They start flying at around 4 p.m. on October 3 and continue until after dark. At twilight, groups of dancers and costumed revelers come into the plaza, tooting horns, flutes, singing, beating drums. They go in and out of the church, dancing at the altar, seeking blessings.
A whirlwind of color. No one stood still. I’m thinking blurry could be okay!
In the naves, young men stopped to take a breath, take a drink, fix broken decorations, tie shoe laces, and give each other the Mexican handshake — first brushing open palms together, then giving each other a bump with the closed fist.
Repairing the feather headdress before joining into the next blessing dance.
Meanwhile, outside, the next set of Voladores assembled ready to climb the pole. Humans in flight, spinning, ribbons fly in the wind, arms wide, feet wrapped around the rope, upside down, a several minute suspension.
Climbing a wood and rope ladder high into the sky
There were not many foreign visitors here. Is it because people are afraid to come to Mexico. We took a 6-hour bus ride from Mexico City to get to Cuetzalan. A perfectly safe adventure. And, then a 4-hour bus ride from Cuetzalan to Puebla. Also, very safe. See what you are missing?
The next group of Voladores waiting their turn.
The flying men gather in prayer before climbing the pole.
Soft landing, upside down, but he’ll turn over soon enough!
The eagle has landed!
As night descended, Barbara and I left the church. There was a light drizzle that turned to a gentle rain. The scene was obscure, dramatic, filled with shadows of retreating people.
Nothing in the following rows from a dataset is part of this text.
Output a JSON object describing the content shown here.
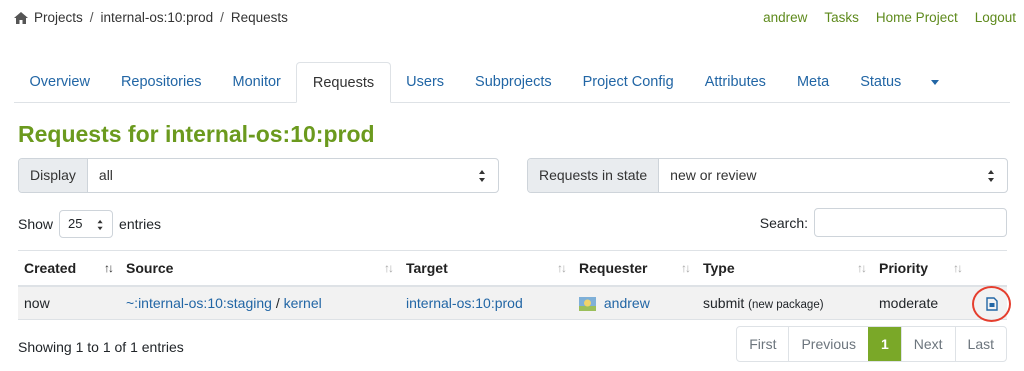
{
  "breadcrumb": {
    "items": [
      "Projects",
      "internal-os:10:prod",
      "Requests"
    ],
    "separator": "/"
  },
  "user_links": [
    "andrew",
    "Tasks",
    "Home Project",
    "Logout"
  ],
  "tabs": [
    {
      "label": "Overview"
    },
    {
      "label": "Repositories"
    },
    {
      "label": "Monitor"
    },
    {
      "label": "Requests",
      "active": true
    },
    {
      "label": "Users"
    },
    {
      "label": "Subprojects"
    },
    {
      "label": "Project Config"
    },
    {
      "label": "Attributes"
    },
    {
      "label": "Meta"
    },
    {
      "label": "Status"
    }
  ],
  "page_title": "Requests for internal-os:10:prod",
  "filters": {
    "display_label": "Display",
    "display_value": "all",
    "state_label": "Requests in state",
    "state_value": "new or review"
  },
  "entries": {
    "show_label": "Show",
    "page_length": "25",
    "entries_label": "entries",
    "search_label": "Search:"
  },
  "table": {
    "headers": [
      "Created",
      "Source",
      "Target",
      "Requester",
      "Type",
      "Priority"
    ],
    "rows": [
      {
        "created": "now",
        "source_project": "~:internal-os:10:staging",
        "source_sep": "/",
        "source_package": "kernel",
        "target": "internal-os:10:prod",
        "requester": "andrew",
        "type": "submit",
        "type_note": "(new package)",
        "priority": "moderate"
      }
    ]
  },
  "footer": {
    "info": "Showing 1 to 1 of 1 entries",
    "pager": [
      "First",
      "Previous",
      "1",
      "Next",
      "Last"
    ]
  },
  "colors": {
    "accent_green": "#6b9a1e",
    "link_blue": "#2266a5",
    "highlight_red": "#e53e2e"
  }
}
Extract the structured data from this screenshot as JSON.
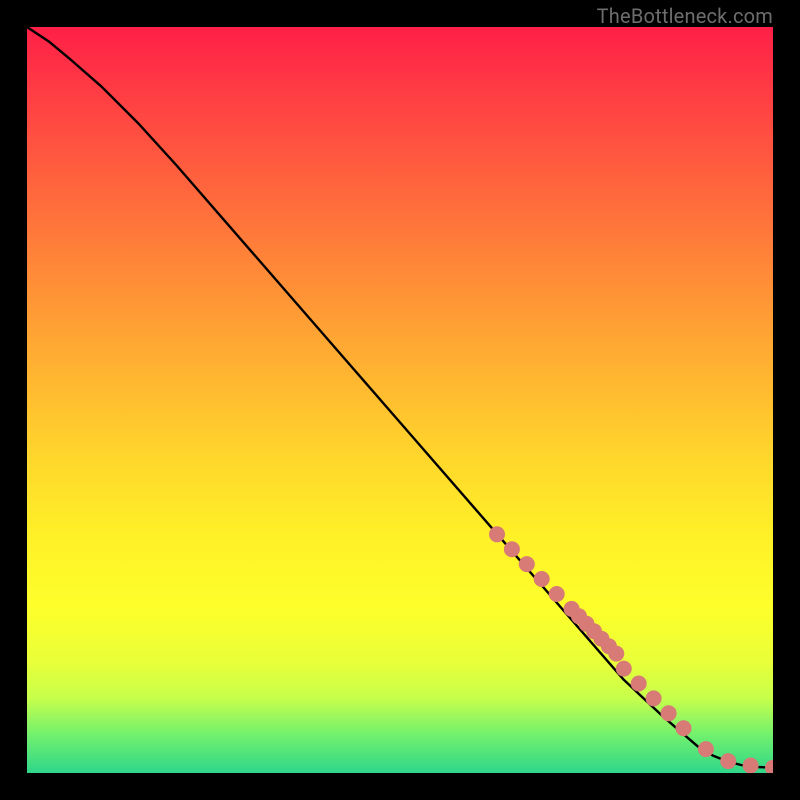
{
  "attribution": "TheBottleneck.com",
  "colors": {
    "page_bg": "#000000",
    "line": "#000000",
    "marker": "#d87a75",
    "gradient_top": "#ff1f47",
    "gradient_bottom": "#2fd68a"
  },
  "chart_data": {
    "type": "line",
    "title": "",
    "xlabel": "",
    "ylabel": "",
    "xlim": [
      0,
      100
    ],
    "ylim": [
      0,
      100
    ],
    "grid": false,
    "series": [
      {
        "name": "curve",
        "x": [
          0,
          3,
          6,
          10,
          15,
          20,
          30,
          40,
          50,
          60,
          70,
          80,
          85,
          88,
          90,
          92,
          94,
          96,
          98,
          100
        ],
        "y": [
          100,
          98,
          95.5,
          92,
          87,
          81.5,
          70,
          58.5,
          47,
          35.5,
          24,
          12.5,
          7.8,
          5.2,
          3.5,
          2.3,
          1.5,
          1.0,
          0.8,
          0.7
        ]
      }
    ],
    "markers": {
      "name": "highlighted-points",
      "x": [
        63,
        65,
        67,
        69,
        71,
        73,
        74,
        75,
        76,
        77,
        78,
        79,
        80,
        82,
        84,
        86,
        88,
        91,
        94,
        97,
        100
      ],
      "y": [
        32,
        30,
        28,
        26,
        24,
        22,
        21,
        20,
        19,
        18,
        17,
        16,
        14,
        12,
        10,
        8,
        6,
        3.2,
        1.6,
        1.0,
        0.7
      ]
    }
  }
}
This region is tropical, damp and lush. We don’t go anywhere without an umbrella!
Our evening ends amid the rain drops and shadows of retreating dancers
How to Get There: From Mexico TAPO bus station, take the ADO bus to Cuetzalan del Progreso, Pueblo. Cost is about $20 USD. Trip length: 6 hours.
Where to Stay: Casa la Piedra, Cuetzalan del Progreso.
How to Return: From Cuetzalan buy a bus ticket at the new bus station in town on the Via line to Puebla CAPU. Cost is about $16 USD. Trip length: 4 hours.
How to Get From Puebla to Mexico City: Buy a bus ticket on Estrella Roja leaving Puebla every 30 minutes to the Mexico City airport, direct. Cost: About $16 USD. Trip length: 2.5 hours.
Where to Stay in Puebla: Hotel Casareyna is one of our favorites! They have a new addition and can accommodate many more guests. Sublime luxury. Try Bookingdotcom for bargain prices available.
Posted in Cultural Commentary, Photography, Travel & Tourism
Tagged Aztecs, beeswax, candles, church, Coffee, Cuetzalan del Progreso, dance, Eugenio Mendez Nava, fiesta, flyers, Merry Elizabeth Foss, Mexico, Puebla, ritual, textiles, Voladores